Eren,i is the renewable energy produced on site or nearby for energy carrier i, kWh/a;
fdel,tot,i is the total primary energy factor (-) for the delivered energy carrier i;
fdel,nren,i is the non-renewable primary energy factor (-) for the delivered energy carrier i;
fexp,tot,i is the total primary energy factor (-)of the delivered energy compensated by the exported energy for energy carrier i;
Edel,i is the delivered energy on site or nearby for energy carrier i, kWh/a;
Eexp,i is the exported energy on site or nearby for energy carrier i, kWh/a.
Consider an office building located in Paris with following annual energy needs (all values are specific values in kWh/(m² a)):
· 3.8 kWh/(m² a) energy need for heating (space heating, supply air heating and DHW)
· 11.9 kWh/(m² a) energy need for cooling
· 21.5 kWh/(m² a) electricity for appliances
· 10.0 kWh/(m² a) electricity for lighting
Breakdown of the energy need is shown in Figure 6.
The building has a gas boiler for heating with seasonal efficiency of 90%. For the cooling, free cooling from boreholes (about 1/3 of the need) is used and the rest is covered with mechanical cooling. For borehole cooling, seasonal energy efficiency ratio of 10 is used and for mechanical cooling 3.5. To simplify the calculation, emission and distribution losses of the heating and cooling systems are neglected in this example. Ventilation system with specific fan power of 1.2 kW/(m³/s) and the circulation pump of the heating system will use 5.6 kWh/(m² a) electricity. There is installed a solar PV system providing 15.0 kWh/(m² a), from which 6.0 is utilized in the building and 9.0 is exported to the grid.

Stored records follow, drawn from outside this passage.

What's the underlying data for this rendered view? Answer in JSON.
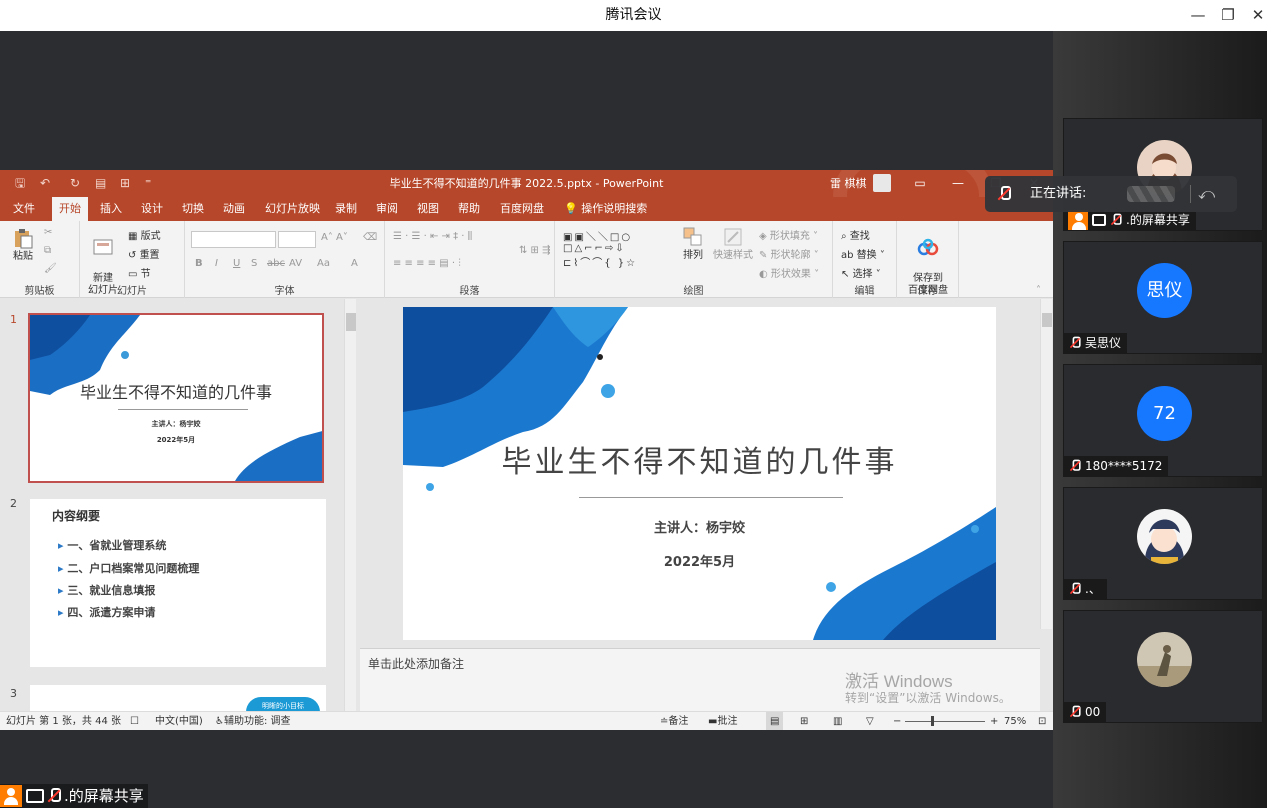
{
  "window": {
    "title": "腾讯会议",
    "controls": {
      "minimize": "—",
      "restore": "❐",
      "close": "✕"
    }
  },
  "ppt": {
    "doc_title": "毕业生不得不知道的几件事 2022.5.pptx  -  PowerPoint",
    "user": "雷 棋棋",
    "tabs": [
      "文件",
      "开始",
      "插入",
      "设计",
      "切换",
      "动画",
      "幻灯片放映",
      "录制",
      "审阅",
      "视图",
      "帮助",
      "百度网盘"
    ],
    "active_tab": "开始",
    "tell_me": "操作说明搜索",
    "ribbon": {
      "clipboard": {
        "label": "剪贴板",
        "paste": "粘贴"
      },
      "slides": {
        "label": "幻灯片",
        "new_slide": "新建\n幻灯片",
        "layout": "版式",
        "reset": "重置",
        "section": "节"
      },
      "font": {
        "label": "字体",
        "bold": "B",
        "italic": "I",
        "underline": "U",
        "shadow": "S",
        "strike": "abc",
        "spacing": "AV",
        "case": "Aa",
        "color": "A"
      },
      "paragraph": {
        "label": "段落"
      },
      "drawing": {
        "label": "绘图",
        "arrange": "排列",
        "quick_styles": "快速样式",
        "fill": "形状填充",
        "outline": "形状轮廓",
        "effects": "形状效果"
      },
      "editing": {
        "label": "编辑",
        "find": "查找",
        "replace": "替换",
        "select": "选择"
      },
      "save": {
        "label": "保存",
        "save_baidu": "保存到\n百度网盘"
      }
    },
    "thumbs": [
      {
        "num": "1",
        "title": "毕业生不得不知道的几件事",
        "speaker": "主讲人：杨宇姣",
        "date": "2022年5月"
      },
      {
        "num": "2",
        "heading": "内容纲要",
        "items": [
          "一、省就业管理系统",
          "二、户口档案常见问题梳理",
          "三、就业信息填报",
          "四、派遣方案申请"
        ]
      },
      {
        "num": "3",
        "badge": "明晰的小目标"
      }
    ],
    "slide": {
      "title": "毕业生不得不知道的几件事",
      "speaker": "主讲人：杨宇姣",
      "date": "2022年5月"
    },
    "notes_placeholder": "单击此处添加备注",
    "watermark": {
      "line1": "激活 Windows",
      "line2": "转到“设置”以激活 Windows。"
    },
    "status": {
      "slide_info": "幻灯片 第 1 张，共 44 张",
      "language": "中文(中国)",
      "accessibility": "辅助功能: 调查",
      "notes": "备注",
      "comments": "批注",
      "zoom": "75%"
    }
  },
  "share_label": ".的屏幕共享",
  "speaking": {
    "label": "正在讲话:"
  },
  "participants": [
    {
      "name": ".的屏幕共享",
      "type": "photo-girl"
    },
    {
      "name": "吴思仪",
      "type": "initials",
      "initials": "思仪"
    },
    {
      "name": "180****5172",
      "type": "initials",
      "initials": "72"
    },
    {
      "name": ".、",
      "type": "photo-cartoon"
    },
    {
      "name": "00",
      "type": "photo-outdoor"
    }
  ],
  "colors": {
    "ppt_accent": "#b7472a",
    "meeting_blue": "#1677ff",
    "share_orange": "#ff7d00"
  }
}
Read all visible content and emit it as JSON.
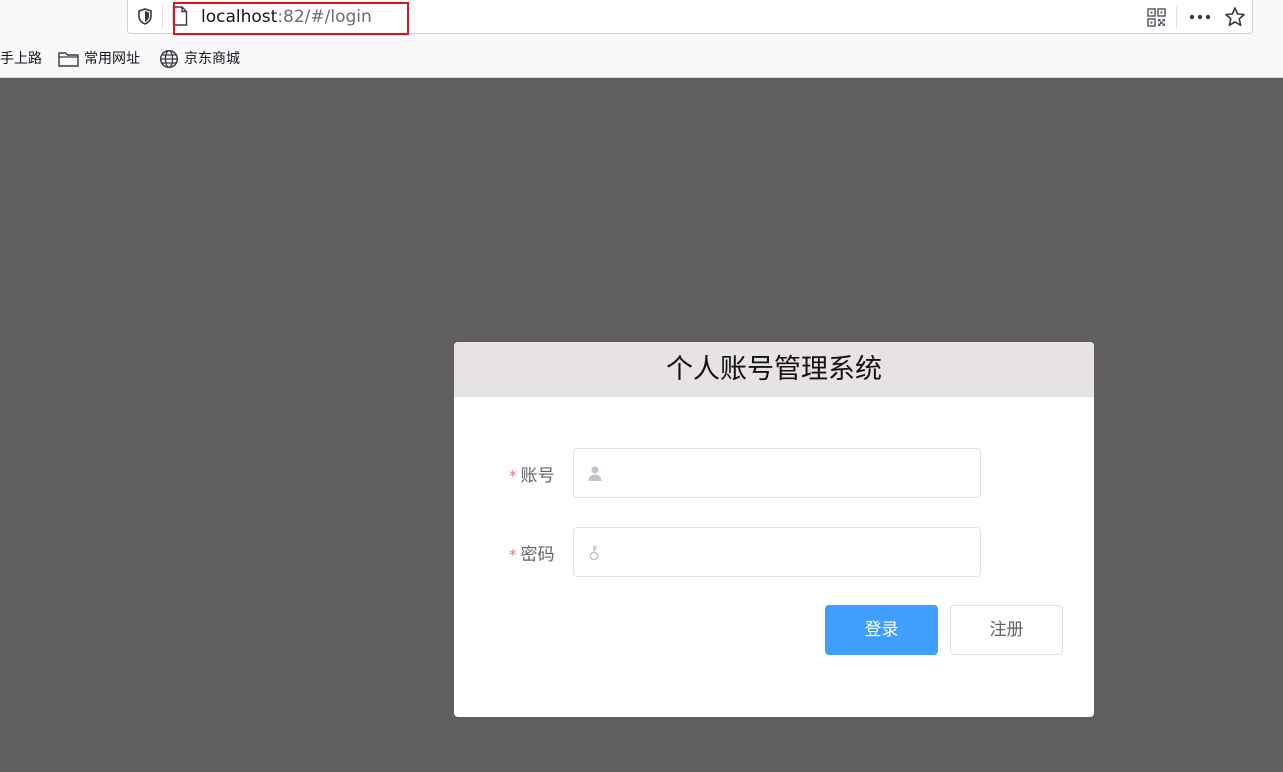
{
  "browser": {
    "url_host": "localhost",
    "url_path": ":82/#/login"
  },
  "bookmarks": [
    {
      "label": "手上路",
      "icon": "none"
    },
    {
      "label": "常用网址",
      "icon": "folder-icon"
    },
    {
      "label": "京东商城",
      "icon": "globe-icon"
    }
  ],
  "login": {
    "title": "个人账号管理系统",
    "required_mark": "*",
    "account_label": "账号",
    "account_value": "",
    "password_label": "密码",
    "password_value": "",
    "login_button": "登录",
    "register_button": "注册"
  },
  "colors": {
    "page_background": "#605f5d",
    "header_background": "#e7e3e2",
    "primary": "#409eff",
    "required": "#f56c6c",
    "url_highlight": "#d91515"
  }
}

Energy calculation results are shown in Figure 6, in the building technical systems box. Gas boiler with 90% efficiency results in 4.2 kWh/(m² a) fuel energy. Electricity use of the cooling system is calculated with seasonal energy efficiency ratios 10 and 3.5 respectively. Electricity use of free cooling, mechanical cooling, ventilation, lighting and appliances is 39.8 kWh/(m² a). Solar electricity of 6.0 kWh/(m² a) used in the building reduces the delivered electricity to 33.8 kWh/(m² a). The rest of PV electricity, 9.0 kWh/(m2 a) is exported. The delivered fuel energy (caloric value of delivered natural gas) is 4.2 kWh/(m² a).
In this example, it is considered that 20% of the grid electricity is from renewable sources with the non-renewable primary energy factor of 0 and the total primary energy factor of 1.0. For the rest of 80% of the grid electricity the total and non-renewable primary energy factor of 2.5 is used. Therefore, the non-renewable primary energy factor of the grid mix is 0 · 0.2 + 2.5 · 0.8 = 2.0 and the total primary energy factor is 1.0 · 0.2 + 2.5 · 0.8 = 2.2. It is assumed that exported electricity compensates the grid mix.
Figure 6. Calculation example of the energy flows in nZEB office building.
Figure 7. Some nZEB office buildings are calculated and reported according to REHVA definition that makes it possible to compare the results. See in Journal 3/2011, 2/2012 and 5/2012 for these buildings from France, the Netherlands, Switzerland, Finland.
REHVA nZEB Task Force and CEN EPBD project group members are greatly acknowledged for this work: Francis Allard, Derrick Braham, Dick van Dijk, Jacquelyn Fox, Jonas Gräslund, Per Heiselberg, Frank Hovorka, Risto Kosonen, Jean Lebrun, Zoltán Magyar, Livio Mazzarella, Ivo Martinac, Vojislav Novakovic, Jorma Railio, Olli Seppänen, Igor Sartori, Johann Zirngibl, Michael Schmidt, Maija Virta, Karsten Voss, Åsa Wahlström.
 ‘reasonably achievable’ means by comparison with national energy use benchmarks appropriate to the activities served by the building, or any other metric that is deemed appropriate by each EU Member State.
 Renewable energy technologies needed in nearly zero energy buildings may or may not be cost-effective, depending on available national financial incentives.
 The Commission has established a comparative methodology framework for calculation of cost-optimal levels (Cost optimal).